Comparatively, a similar amount of drip coffee or filtered coffee will grant you 85-135 mg of caffeine.
A decaffeinated instant cappuccino mix will grant significantly less caffeine compared to its caffeinated version. It roughly has 0.1 percent of the original amount.
Does a Latte or Cappuccino Have More Caffeine?
Well, a latte isn’t that much different from a cappuccino in the first place. Both lattes and cappuccinos are made using espresso. The variation lies in the amount of milk foam and steamed milk.
With a cappuccino, you use a shot of espresso. Then, you put about an inch or two of steamed milk. This is followed by a similar amount of milk foam.
With a latte, you use the same amount of espresso. The steamed milk is significantly more than it is in a cappuccino. The amount of milk foam you include is also decreased.
So it’s true that when comparing cappuccino vs latte one might taste a little weaker due to the amount of steamed milk in it. However, if they’re made by the same coffee shop, then they contain the same amount of coffee.
In this case, they contain one shot of espresso. Therefore, both lattes and cappuccinos contain as much caffeine.
How Much Caffeine Is in an Espresso?
Naturally, espresso has more caffeine by volume than ordinary coffee (What Is the Difference Between Coffee and Espresso?). This goes back to the nature of extraction. Espresso has a more effective extraction method that produces more caffeine. High surface area, high temperature, and high pressure – it just gets more.
Amounts are variable, of course, but there are rough estimates:
- A 1 oz shot of espresso has 30-100 mg of caffeine per shot.
- A double shot of espresso, called a Doppio, will have 60-200 mg of caffeine per serving.

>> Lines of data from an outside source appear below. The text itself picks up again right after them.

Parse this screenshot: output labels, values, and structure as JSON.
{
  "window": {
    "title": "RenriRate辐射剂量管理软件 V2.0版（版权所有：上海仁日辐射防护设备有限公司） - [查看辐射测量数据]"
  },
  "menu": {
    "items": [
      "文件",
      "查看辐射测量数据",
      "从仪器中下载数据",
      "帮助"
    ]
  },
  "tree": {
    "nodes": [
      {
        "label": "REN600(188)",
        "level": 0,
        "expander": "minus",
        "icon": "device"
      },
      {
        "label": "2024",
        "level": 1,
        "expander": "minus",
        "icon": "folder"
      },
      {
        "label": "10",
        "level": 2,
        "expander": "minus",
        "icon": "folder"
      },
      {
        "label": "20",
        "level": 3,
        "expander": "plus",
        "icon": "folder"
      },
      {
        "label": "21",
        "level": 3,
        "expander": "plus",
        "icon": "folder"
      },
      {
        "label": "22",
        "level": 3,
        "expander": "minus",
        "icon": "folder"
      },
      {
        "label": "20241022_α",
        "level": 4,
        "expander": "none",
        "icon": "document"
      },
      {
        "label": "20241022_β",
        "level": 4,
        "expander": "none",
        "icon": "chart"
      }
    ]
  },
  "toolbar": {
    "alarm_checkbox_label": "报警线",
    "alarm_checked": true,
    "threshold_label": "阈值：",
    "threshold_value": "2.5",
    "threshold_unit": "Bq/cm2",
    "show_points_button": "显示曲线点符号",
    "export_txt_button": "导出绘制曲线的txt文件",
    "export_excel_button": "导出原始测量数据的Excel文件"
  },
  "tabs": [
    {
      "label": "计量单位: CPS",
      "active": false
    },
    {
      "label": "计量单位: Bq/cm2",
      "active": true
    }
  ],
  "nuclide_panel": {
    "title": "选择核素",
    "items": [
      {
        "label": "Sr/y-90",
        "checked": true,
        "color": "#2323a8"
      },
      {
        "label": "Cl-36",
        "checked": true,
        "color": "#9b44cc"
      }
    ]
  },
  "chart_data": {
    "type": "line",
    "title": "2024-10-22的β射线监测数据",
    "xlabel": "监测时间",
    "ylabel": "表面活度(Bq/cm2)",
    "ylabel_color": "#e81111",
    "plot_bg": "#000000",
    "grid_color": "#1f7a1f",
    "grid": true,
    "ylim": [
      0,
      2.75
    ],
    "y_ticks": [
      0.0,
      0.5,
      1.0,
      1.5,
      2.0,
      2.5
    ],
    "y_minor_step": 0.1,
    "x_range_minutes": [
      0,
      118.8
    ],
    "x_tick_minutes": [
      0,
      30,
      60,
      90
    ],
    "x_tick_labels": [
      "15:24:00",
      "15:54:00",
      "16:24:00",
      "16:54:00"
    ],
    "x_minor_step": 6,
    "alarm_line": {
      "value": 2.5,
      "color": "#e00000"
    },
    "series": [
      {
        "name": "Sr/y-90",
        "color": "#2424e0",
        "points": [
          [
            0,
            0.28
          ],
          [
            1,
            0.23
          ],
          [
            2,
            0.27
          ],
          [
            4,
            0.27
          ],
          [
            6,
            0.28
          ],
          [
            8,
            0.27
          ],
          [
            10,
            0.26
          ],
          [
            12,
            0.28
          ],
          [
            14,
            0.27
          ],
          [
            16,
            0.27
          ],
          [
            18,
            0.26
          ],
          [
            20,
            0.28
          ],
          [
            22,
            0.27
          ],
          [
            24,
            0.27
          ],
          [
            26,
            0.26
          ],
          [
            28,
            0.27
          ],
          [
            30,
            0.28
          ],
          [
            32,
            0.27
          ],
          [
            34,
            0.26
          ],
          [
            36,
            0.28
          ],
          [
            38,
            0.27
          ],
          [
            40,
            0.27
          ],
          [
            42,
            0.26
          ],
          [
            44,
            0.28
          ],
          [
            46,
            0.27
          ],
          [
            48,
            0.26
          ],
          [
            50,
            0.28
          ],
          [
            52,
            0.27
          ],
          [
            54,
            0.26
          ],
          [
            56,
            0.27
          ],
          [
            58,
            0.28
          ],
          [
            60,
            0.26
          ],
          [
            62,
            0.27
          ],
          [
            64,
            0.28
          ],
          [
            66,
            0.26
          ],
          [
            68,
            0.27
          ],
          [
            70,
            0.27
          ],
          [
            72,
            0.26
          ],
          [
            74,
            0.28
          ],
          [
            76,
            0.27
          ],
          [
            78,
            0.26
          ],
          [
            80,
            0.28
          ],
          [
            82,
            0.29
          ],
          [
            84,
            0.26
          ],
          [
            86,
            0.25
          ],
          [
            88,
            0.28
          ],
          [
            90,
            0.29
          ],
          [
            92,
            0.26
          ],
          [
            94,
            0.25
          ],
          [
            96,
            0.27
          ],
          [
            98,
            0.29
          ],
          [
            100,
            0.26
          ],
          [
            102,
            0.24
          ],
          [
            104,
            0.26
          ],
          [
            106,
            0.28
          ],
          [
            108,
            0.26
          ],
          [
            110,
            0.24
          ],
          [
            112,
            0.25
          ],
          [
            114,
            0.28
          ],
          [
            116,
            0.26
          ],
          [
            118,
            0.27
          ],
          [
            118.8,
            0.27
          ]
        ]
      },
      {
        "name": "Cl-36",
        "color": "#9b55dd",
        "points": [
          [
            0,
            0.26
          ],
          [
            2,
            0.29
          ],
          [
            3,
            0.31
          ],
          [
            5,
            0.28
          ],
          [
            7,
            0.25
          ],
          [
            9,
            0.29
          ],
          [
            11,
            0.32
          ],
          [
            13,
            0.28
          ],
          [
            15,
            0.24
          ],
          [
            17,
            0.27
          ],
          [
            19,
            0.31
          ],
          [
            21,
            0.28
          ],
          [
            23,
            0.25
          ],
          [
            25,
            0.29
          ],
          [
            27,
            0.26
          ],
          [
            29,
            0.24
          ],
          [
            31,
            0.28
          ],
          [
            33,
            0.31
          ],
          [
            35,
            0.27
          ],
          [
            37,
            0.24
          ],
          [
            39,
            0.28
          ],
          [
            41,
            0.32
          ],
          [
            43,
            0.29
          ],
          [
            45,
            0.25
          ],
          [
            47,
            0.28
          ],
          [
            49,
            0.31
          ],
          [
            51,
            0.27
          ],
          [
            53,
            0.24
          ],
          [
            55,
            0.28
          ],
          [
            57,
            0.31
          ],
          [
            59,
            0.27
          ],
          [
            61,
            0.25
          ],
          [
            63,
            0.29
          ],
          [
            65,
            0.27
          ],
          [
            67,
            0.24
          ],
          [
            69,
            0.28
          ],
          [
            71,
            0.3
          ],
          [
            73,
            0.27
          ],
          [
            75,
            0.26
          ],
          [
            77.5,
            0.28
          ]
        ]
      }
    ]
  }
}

Okay, so let’s imagine for a second that you’re going to Starbucks. You want to get one or two shots of espresso. How much caffeine would be in them?
Simply put, espresso is a coffee essence. There’s a reason why some mornings you might forgo your coffee for an espresso shot. It’s heavy stuff. It wakes you up and gives you an alert buzz.

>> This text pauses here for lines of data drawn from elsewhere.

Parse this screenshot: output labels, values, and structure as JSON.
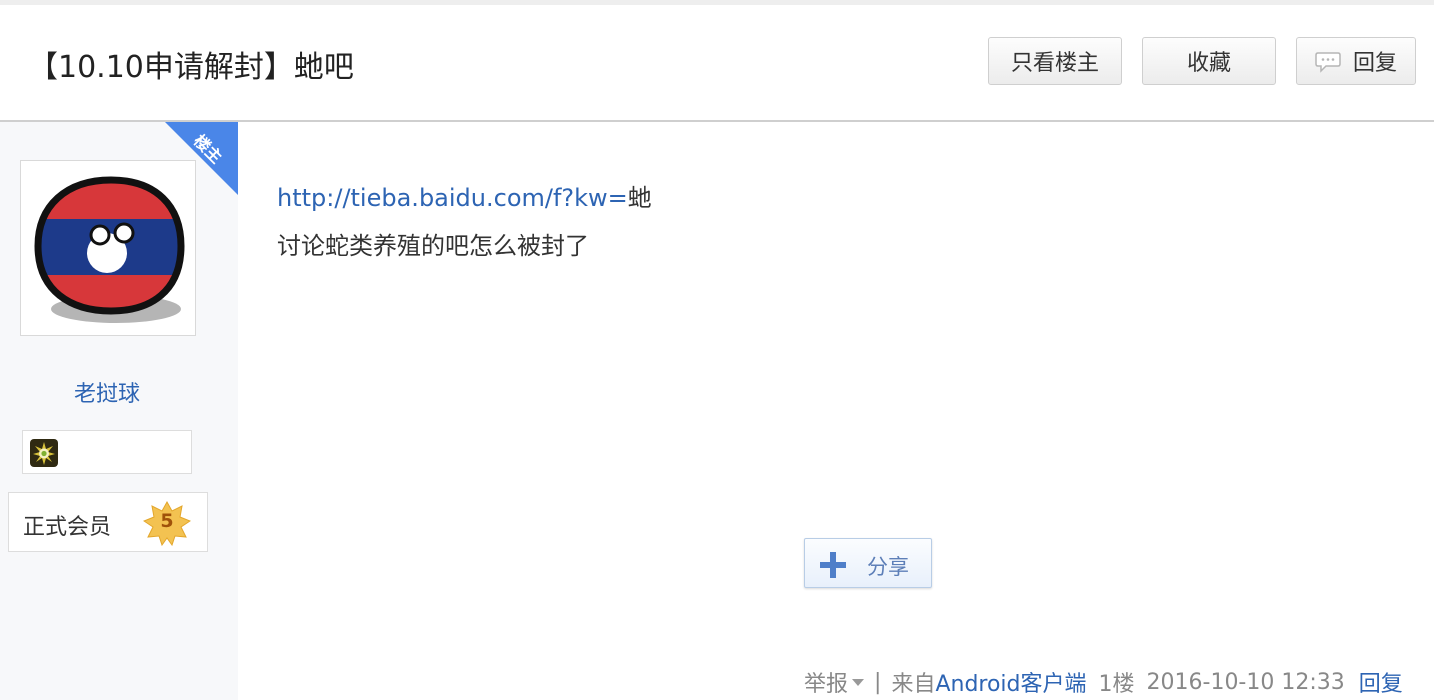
{
  "thread": {
    "title": "【10.10申请解封】虵吧"
  },
  "toolbar": {
    "only_op_label": "只看楼主",
    "favorite_label": "收藏",
    "reply_label": "回复"
  },
  "author": {
    "corner_badge": "楼主",
    "username": "老挝球",
    "member_label": "正式会员",
    "level": "5",
    "avatar_icon": "laos-countryball-icon"
  },
  "post": {
    "link_prefix": "http://tieba.baidu.com/f?kw=",
    "link_tail": "虵",
    "text": "讨论蛇类养殖的吧怎么被封了"
  },
  "share": {
    "label": "分享"
  },
  "footer": {
    "report_label": "举报",
    "separator": "|",
    "source_prefix": "来自",
    "source_client": "Android客户端",
    "floor": "1楼",
    "timestamp": "2016-10-10 12:33",
    "reply_label": "回复"
  },
  "colors": {
    "link": "#2d64b3",
    "badge_blue": "#4a86e8",
    "sidebar_bg": "#f7f8fa"
  }
}
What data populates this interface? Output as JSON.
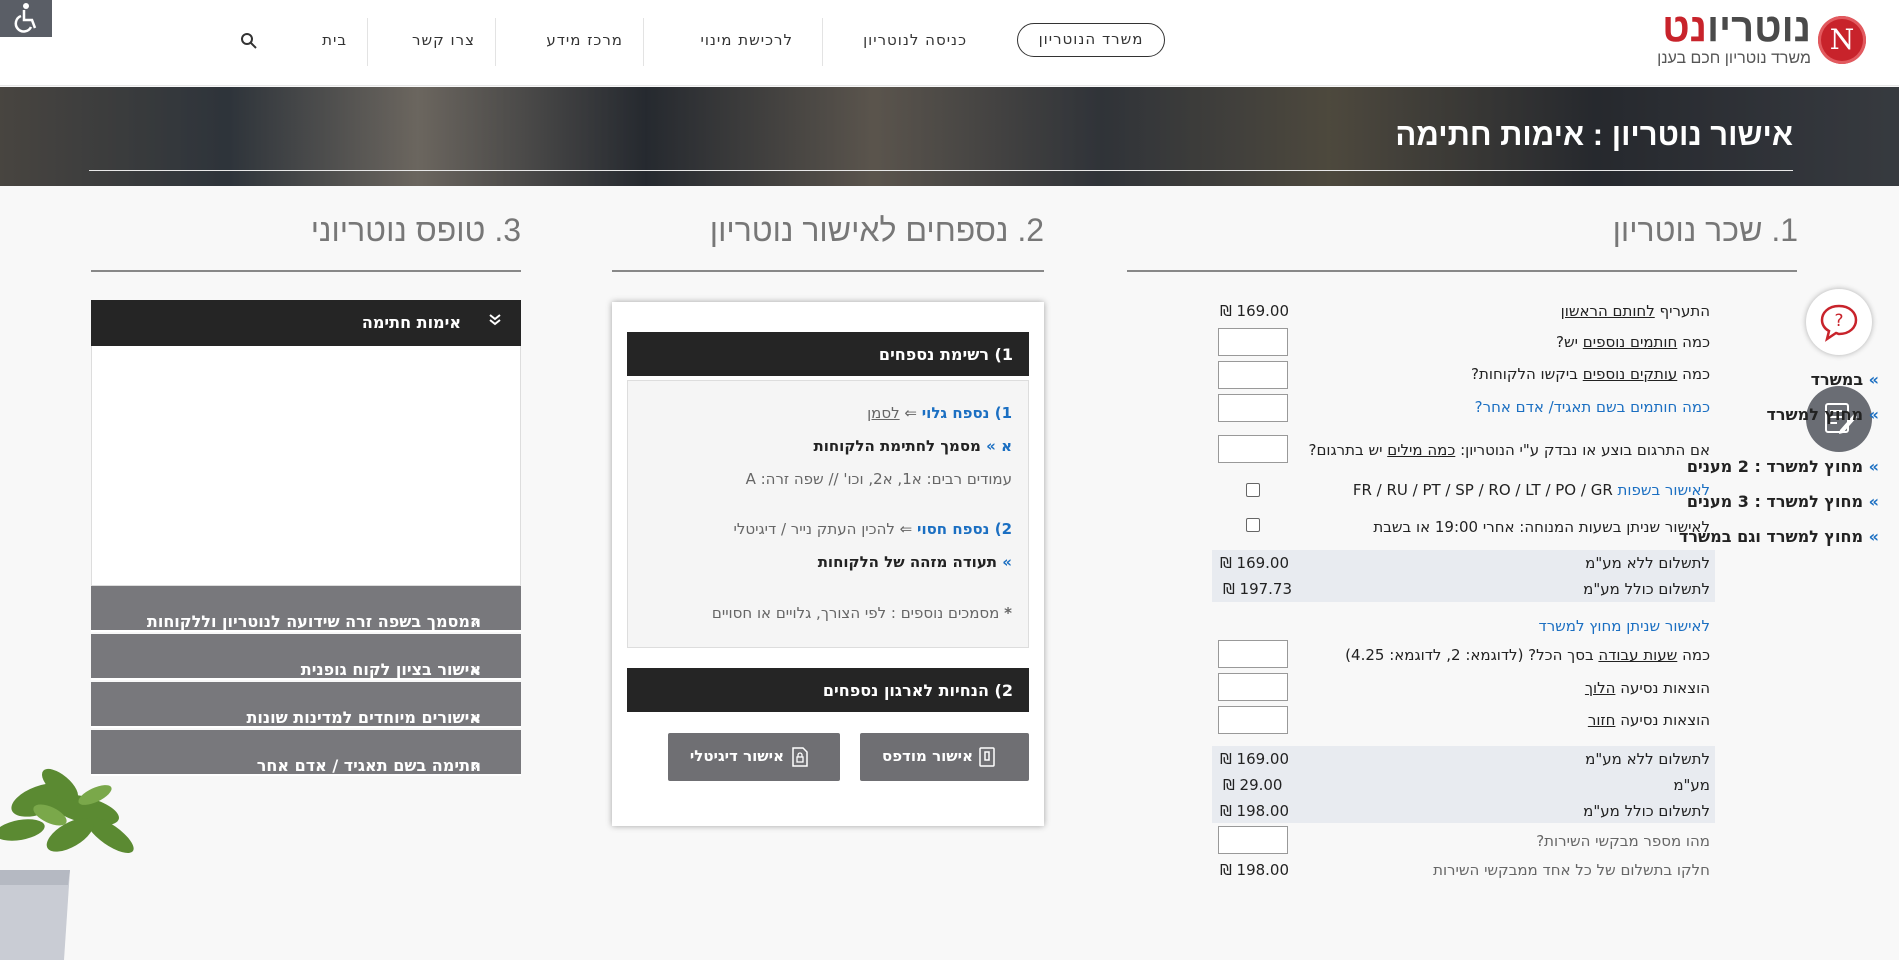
{
  "header": {
    "logo_letter": "N",
    "logo_main": "נוטריו",
    "logo_accent": "נט",
    "logo_tagline": "משרד נוטריון חכם בענן",
    "nav": {
      "office": "משרד הנוטריון",
      "login": "כניסה לנוטריון",
      "buy_appointment": "לרכישת מינוי",
      "info_center": "מרכז מידע",
      "contact": "צרו קשר",
      "home": "בית"
    }
  },
  "hero": {
    "title": "אישור נוטריון : אימות חתימה"
  },
  "fee_section": {
    "title": "1. שכר נוטריון",
    "rows": {
      "first_signer_prefix": "התעריף",
      "first_signer_link": "לחותם הראשון",
      "first_signer_amount": "₪ 169.00",
      "extra_signers_prefix": "כמה",
      "extra_signers_link": "חותמים נוספים",
      "extra_signers_suffix": "יש?",
      "extra_copies_prefix": "כמה",
      "extra_copies_link": "עותקים נוספים",
      "extra_copies_suffix": "ביקשו הלקוחות?",
      "corp_signers": "כמה חותמים בשם תאגיד/ אדם אחר?",
      "translation_prefix": "אם התרגום בוצע או נבדק ע\"י הנוטריון:",
      "translation_link": "כמה מילים",
      "translation_suffix": "יש בתרגום?",
      "languages_label": "לאישור בשפות",
      "languages_codes": "FR / RU / PT / SP / RO / LT / PO / GR",
      "rest_hours": "לאישור שניתן בשעות המנוחה: אחרי 19:00 או בשבת",
      "pay_no_vat_label": "לתשלום ללא מע\"מ",
      "pay_no_vat_amount": "₪ 169.00",
      "pay_with_vat_label": "לתשלום כולל מע\"מ",
      "pay_with_vat_amount": "₪ 197.73",
      "outside_office": "לאישור שניתן מחוץ למשרד",
      "work_hours_prefix": "כמה",
      "work_hours_link": "שעות עבודה",
      "work_hours_suffix": "בסך הכל? (לדוגמא: 2, לדוגמא: 4.25)",
      "travel_there_prefix": "הוצאות נסיעה",
      "travel_there_link": "הלוך",
      "travel_back_prefix": "הוצאות נסיעה",
      "travel_back_link": "חזור",
      "total_no_vat_label": "לתשלום ללא מע\"מ",
      "total_no_vat_amount": "₪ 169.00",
      "vat_label": "מע\"מ",
      "vat_amount": "₪ 29.00",
      "total_with_vat_label": "לתשלום כולל מע\"מ",
      "total_with_vat_amount": "₪ 198.00",
      "requesters_label": "מהו מספר מבקשי השירות?",
      "split_label": "חלקו בתשלום של כל אחד ממבקשי השירות",
      "split_amount": "₪ 198.00"
    }
  },
  "appendix_section": {
    "title": "2. נספחים לאישור נוטריון",
    "list_header": "1) רשימת נספחים",
    "visible_label": "1) נספח גלוי",
    "visible_arrow": "⇐",
    "visible_link": "לסמן",
    "doc_a_prefix": "א »",
    "doc_a": "מסמך לחתימת הלקוחות",
    "multi_pages": "עמודים רבים: א1, א2, וכו' // שפה זרה: A",
    "hidden_label": "2) נספח חסוי",
    "hidden_note": "⇐ להכין העתק נייר / דיגיטלי",
    "id_doc": "תעודה מזהה של הלקוחות",
    "extra_docs": "מסמכים נוספים : לפי הצורך, גלויים או חסויים",
    "extra_docs_star": "*",
    "instructions_header": "2) הנחיות לארגון נספחים",
    "printed_button": "אישור מודפס",
    "digital_button": "אישור דיגיטלי"
  },
  "form_section": {
    "title": "3. טופס נוטריוני",
    "accordion_open": "אימות חתימה",
    "options": {
      "in_office": "במשרד",
      "outside": "מחוץ למשרד",
      "outside_2": "מחוץ למשרד : 2 מענים",
      "outside_3": "מחוץ למשרד : 3 מענים",
      "outside_and_in": "מחוץ למשרד וגם במשרד"
    },
    "chevron": "»",
    "collapsed": {
      "foreign_language": "המסמך בשפה זרה שידועה לנוטריון וללקוחות",
      "corporate_client": "אישור בציון לקוח גופנית",
      "special_countries": "אישורים מיוחדים למדינות שונות",
      "on_behalf": "חתימה בשם תאגיד / אדם אחר"
    }
  },
  "icons": {
    "search": "search-icon",
    "chat": "chat-question-icon",
    "note": "note-edit-icon",
    "accessibility": "wheelchair-icon"
  },
  "colors": {
    "brand_red": "#c8232b",
    "link_blue": "#1b6fc2",
    "dark_bar": "#252525",
    "gray_bar": "#78787c"
  }
}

All of that, of course, is due to the caffeine present in espresso and not on the amount of steamed milk added to it.
Now, that amount is hugely variable. How much caffeine is in your serving depends on the roast, kind of bean, and amount of coffee. The amount of caffeine also depends on which way the coffee is prepared. For example, did you use a regular espresso machine? Is it brewed coffee or drip coffee? Did you go for a French press?
Back to Starbucks. You ask for a shot of espresso. Behind the counter, they use a medium/dark espresso blend. This is the standard Starbucks espresso roast. Then, to the espresso machine, it goes.

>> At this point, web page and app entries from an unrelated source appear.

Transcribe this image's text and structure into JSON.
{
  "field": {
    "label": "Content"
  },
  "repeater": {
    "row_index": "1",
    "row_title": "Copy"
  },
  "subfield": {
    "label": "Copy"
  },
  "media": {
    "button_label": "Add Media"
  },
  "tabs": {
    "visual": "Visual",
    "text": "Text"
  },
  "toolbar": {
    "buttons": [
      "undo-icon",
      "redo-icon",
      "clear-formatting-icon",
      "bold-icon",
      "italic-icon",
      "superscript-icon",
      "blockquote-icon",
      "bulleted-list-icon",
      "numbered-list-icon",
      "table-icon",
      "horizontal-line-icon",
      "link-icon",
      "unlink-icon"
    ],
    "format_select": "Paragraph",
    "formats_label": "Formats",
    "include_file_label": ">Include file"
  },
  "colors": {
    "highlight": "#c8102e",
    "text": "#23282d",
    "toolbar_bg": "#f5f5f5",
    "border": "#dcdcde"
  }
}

At Starbucks one single shot of espresso has 75 mg of caffeine. Comparatively, an 8 oz cup of Starbucks drip coffee has 155 mg of caffeine. Two shots of espresso, which is around 2 oz, at Starbucks end up matching the caffeine content of one 8 oz cup of drip coffee – Percolator vs Drip Coffee.
Coffee addicts, we get you. All of us love a good, caffeine-induced jolt in the morning. But consuming too much of anything can often have negative effects on your health.
Cappuccino does have caffeine, of course. How much caffeine depends on the amount of espresso in your cappuccino, among other variables. A typical cup of cappuccino will have one or maybe two shots of espresso so you end up anywhere between 30 and 200 mg of caffeine content. A cup of drip coffee ends up at roughly 100 to 200 mg caffeine content. Depending on the coffee shop you might end up with less or roughly the same level of caffeine content when you look at cappuccino vs drip coffee.
This is where you set limits. Keeping track of the caffeine content you consume is recommended. No one’s telling you to put down your cup of cappuccino, but isn’t it good to know what’s inside your drink?
Now, drink up! If you want to vary your cappuccino experience then ask for a dry cappuccino the next time you’re at your favorite coffee shop!